By Ed Huyck
By Melissa Wray
By Patrick Strait
By Jonathan McJunkin
By B Fresh Photography
By Ryan Siverson
By Kendra Sundvall
By Ed Huyck
Bridget Carpenter's first play didn't go over too well. A senior at a girls' school which was "kind of, you know, Catholic," Carpenter shone as top student, class president, and all-around good girl. Then she wrote "Interlude," a one-act about a man and a woman trapped in an elevator, which her drama teacher arranged to have staged in the high-school auditorium. During the play, the audience heard the interior monologues of these characters--which featured some, well, impure thoughts. That is, when the two weren't busy smoking pot.
The school's nuns were not happy. After the performance, the holy sisters did not talk to their prized student anymore. At graduation, Bridget Carpenter did not give the valedictory speech, nor did she win any honors. The 17-year-old's reaction?
"I was like, allll rrrright! I never got that kind of bad attention before, I never Acted Out. I thought, Check it out! I'm in trouble!... I was hooked."
Eleven years later, Minneapolis's Eye of the Storm is producing Carpenter's Mr. Xmas. If the nuns ever catch wind of this play, Carpenter may find her high-school diploma revoked. Mr. Xmas is about pornography. And Christmas. Mr. Xmas is about the twin institutions of pornography and Christmas.

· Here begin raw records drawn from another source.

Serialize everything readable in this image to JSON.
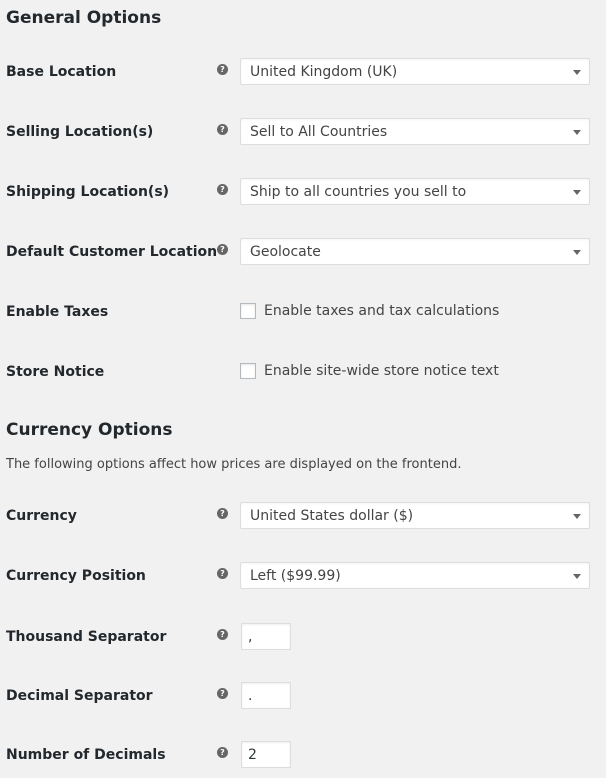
{
  "general": {
    "heading": "General Options",
    "rows": [
      {
        "label": "Base Location",
        "value": "United Kingdom (UK)"
      },
      {
        "label": "Selling Location(s)",
        "value": "Sell to All Countries"
      },
      {
        "label": "Shipping Location(s)",
        "value": "Ship to all countries you sell to"
      },
      {
        "label": "Default Customer Location",
        "value": "Geolocate"
      }
    ],
    "taxes": {
      "label": "Enable Taxes",
      "checkbox_label": "Enable taxes and tax calculations",
      "checked": false
    },
    "notice": {
      "label": "Store Notice",
      "checkbox_label": "Enable site-wide store notice text",
      "checked": false
    }
  },
  "currency": {
    "heading": "Currency Options",
    "description": "The following options affect how prices are displayed on the frontend.",
    "currency": {
      "label": "Currency",
      "value": "United States dollar ($)"
    },
    "position": {
      "label": "Currency Position",
      "value": "Left ($99.99)"
    },
    "thousand": {
      "label": "Thousand Separator",
      "value": ","
    },
    "decimal": {
      "label": "Decimal Separator",
      "value": "."
    },
    "decimals": {
      "label": "Number of Decimals",
      "value": "2"
    }
  },
  "help_icon_glyph": "?"
}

God rest ye, merry gentlemen.
Perhaps the nuns have had their revenge. Their muttering disapproval got Carpenter addicted to a profession with a fame-and-fortune potential somewhere below poet and above sculptor--a profession where even if you have made it, nobody has heard of you. And in playwriting terms, Carpenter is slowly but surely making it.
At 29, she has seen 14 of her plays professionally produced. In 1997, The Death of the Father of Psychoanalysis (& Anna) was staged in New York and Massachusetts, and in Minneapolis, by Eye of the Storm. Carpenter herself came to Minneapolis and the Playwrights' Center from Brown University's top-notch playwriting program on a Jerome Fellowship in 1995. The next year, she won another one. In the last two years, she's won two State Arts Board grants and the Playwrights' Center's McKnight Advancement Grant. Earlier this year, she won the Princess Grace Playwright Fellowship, a prestigious national award given each year to one "emerging playwright" under 30--past winners include Tony Kushner, perhaps the only contemporary playwright that many people have heard of.

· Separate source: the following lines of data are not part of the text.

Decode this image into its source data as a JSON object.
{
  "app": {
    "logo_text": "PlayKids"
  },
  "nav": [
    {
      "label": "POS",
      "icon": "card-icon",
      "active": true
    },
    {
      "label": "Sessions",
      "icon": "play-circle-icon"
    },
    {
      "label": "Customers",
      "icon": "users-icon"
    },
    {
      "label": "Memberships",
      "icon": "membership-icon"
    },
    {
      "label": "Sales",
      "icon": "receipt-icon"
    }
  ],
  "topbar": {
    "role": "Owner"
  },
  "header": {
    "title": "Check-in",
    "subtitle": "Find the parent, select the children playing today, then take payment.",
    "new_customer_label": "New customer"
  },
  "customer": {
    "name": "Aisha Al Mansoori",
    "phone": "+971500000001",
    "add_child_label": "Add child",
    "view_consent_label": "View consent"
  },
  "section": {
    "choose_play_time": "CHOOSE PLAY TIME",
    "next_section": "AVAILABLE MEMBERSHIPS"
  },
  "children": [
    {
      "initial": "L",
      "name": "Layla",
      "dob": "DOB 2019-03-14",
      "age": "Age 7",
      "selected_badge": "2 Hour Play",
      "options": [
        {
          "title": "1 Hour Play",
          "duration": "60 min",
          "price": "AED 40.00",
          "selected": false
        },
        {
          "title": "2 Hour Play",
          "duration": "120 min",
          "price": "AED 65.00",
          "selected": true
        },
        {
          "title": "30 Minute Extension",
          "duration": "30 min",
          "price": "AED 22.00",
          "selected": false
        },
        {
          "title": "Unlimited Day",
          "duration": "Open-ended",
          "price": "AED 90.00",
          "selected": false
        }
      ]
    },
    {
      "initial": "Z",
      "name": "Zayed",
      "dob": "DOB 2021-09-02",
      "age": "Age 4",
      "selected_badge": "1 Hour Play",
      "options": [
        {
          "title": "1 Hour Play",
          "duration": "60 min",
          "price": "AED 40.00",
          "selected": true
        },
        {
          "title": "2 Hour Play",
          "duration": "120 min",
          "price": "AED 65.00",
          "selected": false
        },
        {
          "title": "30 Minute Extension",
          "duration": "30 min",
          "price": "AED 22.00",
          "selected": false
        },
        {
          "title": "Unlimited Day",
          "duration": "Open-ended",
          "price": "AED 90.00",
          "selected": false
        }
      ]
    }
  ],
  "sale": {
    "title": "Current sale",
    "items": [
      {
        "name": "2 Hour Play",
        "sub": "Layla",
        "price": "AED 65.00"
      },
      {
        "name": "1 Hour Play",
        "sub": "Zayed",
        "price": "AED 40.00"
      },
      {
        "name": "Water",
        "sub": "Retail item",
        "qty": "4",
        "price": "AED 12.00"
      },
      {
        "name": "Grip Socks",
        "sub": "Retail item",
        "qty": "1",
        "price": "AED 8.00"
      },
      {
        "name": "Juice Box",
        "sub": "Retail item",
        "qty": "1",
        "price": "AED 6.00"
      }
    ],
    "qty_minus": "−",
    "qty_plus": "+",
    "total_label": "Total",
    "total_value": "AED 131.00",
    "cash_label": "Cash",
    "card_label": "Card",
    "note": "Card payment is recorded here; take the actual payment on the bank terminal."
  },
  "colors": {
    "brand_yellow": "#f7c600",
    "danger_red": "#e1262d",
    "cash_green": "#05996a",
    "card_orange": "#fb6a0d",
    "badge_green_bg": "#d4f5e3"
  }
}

Yes, Bridget Carpenter is Emerging, though the honor is dubious; to her, it means members of grant boards pat her on the head, cooing, "'Well, Bridget, some people know you, but most don't. But we think you're working really hard. Really.'" "Emerging" is a label she should probably get used to. Paula Vogel, Carpenter's mentor through her undergraduate and graduate career at Brown, has written successful plays over the last two decades, including The Baltimore Waltz, which was produced all around the country and which won her an Obie in 1992. This year, Vogel won the Pulitzer Prize for How I Learned to Drive, and the media has been treating the 46-year-old veteran like new talent. (Vogel says that she believes Carpenter will win a Pulitzer Prize in the 21st century.)
Says Carpenter, "It always confuses me when people say, 'Oh, have I heard of you?' and I say, 'Well do you go to the theater?' and they say, 'No,' and I say, 'Well, I doubt it.' And then they say, 'Tell me a title,' like it's a game, and they might guess right."

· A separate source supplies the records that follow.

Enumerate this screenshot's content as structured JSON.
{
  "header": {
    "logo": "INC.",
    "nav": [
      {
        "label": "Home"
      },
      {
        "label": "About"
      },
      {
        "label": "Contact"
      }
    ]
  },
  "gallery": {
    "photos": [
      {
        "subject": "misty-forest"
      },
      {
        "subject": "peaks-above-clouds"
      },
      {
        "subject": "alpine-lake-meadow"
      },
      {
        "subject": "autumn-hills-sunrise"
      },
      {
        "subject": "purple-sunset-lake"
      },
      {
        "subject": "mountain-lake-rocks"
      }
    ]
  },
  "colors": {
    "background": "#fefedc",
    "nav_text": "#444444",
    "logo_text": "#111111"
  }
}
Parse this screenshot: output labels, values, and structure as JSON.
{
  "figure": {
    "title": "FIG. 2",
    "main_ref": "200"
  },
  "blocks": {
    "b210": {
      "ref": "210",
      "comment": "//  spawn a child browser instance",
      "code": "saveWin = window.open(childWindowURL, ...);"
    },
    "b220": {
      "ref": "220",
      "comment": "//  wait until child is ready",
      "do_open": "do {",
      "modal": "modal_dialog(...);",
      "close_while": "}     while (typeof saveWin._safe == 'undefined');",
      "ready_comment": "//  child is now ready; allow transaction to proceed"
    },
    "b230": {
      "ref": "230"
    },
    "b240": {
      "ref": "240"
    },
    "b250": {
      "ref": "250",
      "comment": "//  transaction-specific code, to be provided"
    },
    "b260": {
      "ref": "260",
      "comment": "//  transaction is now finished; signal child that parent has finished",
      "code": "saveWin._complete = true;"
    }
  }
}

Of course, if any new play has the potential to create a media (and convent) buzz, it's the irresistible Mr. Xmas. But the script isn't simply about pornography. For Carpenter, the play began in a desire to explore and explode an American mythology. Pornography is the vehicle for the script's examination of success and manhood in America.
Carpenter has perhaps a more natural sense of the porn world than some of her Midwestern peers. The playwright grew up near the San Fernando Valley--she's got the freckles, the sun-streaked hair, and faint valley accent to prove it--and she describes the region as the nation's hotbed of porn. "There are certain coffee shops you'd be at at 3 in the morning and there were people who had obviously come from a porn shoot. And they looked really tired."
That demystification of the porn world gave Carpenter an ability to see pornography as an approach to a broader theme. Pornography, she says, "plays into people's desires to be watched, to be famous, to be on film. There's something so American about that hackneyed Andy Warhol phrase, your '15 minutes of fame,' but it's ingrained in our culture. Porn seems to embody that." It's a basic distillation of the American Dream. Men who are able to perform can pull themselves up by their bootstraps and get their 15 minutes. Men who can't, fail.
Porn, on the most basic level, is the ultimate sellout, the greatest conceivable prostitution of an art (if porn acting can be labeled an art). There's an underlying irony in an emerging playwright expounding on the topic of fame in America. Carpenter has chosen a career that damns her to grant applications and a life sentence of obscurity, all for her love of an art. Meanwhile, her Mr. Xmas, Brian, has chosen a path where the art of love will deliver him from obscurity. Who's got it worse?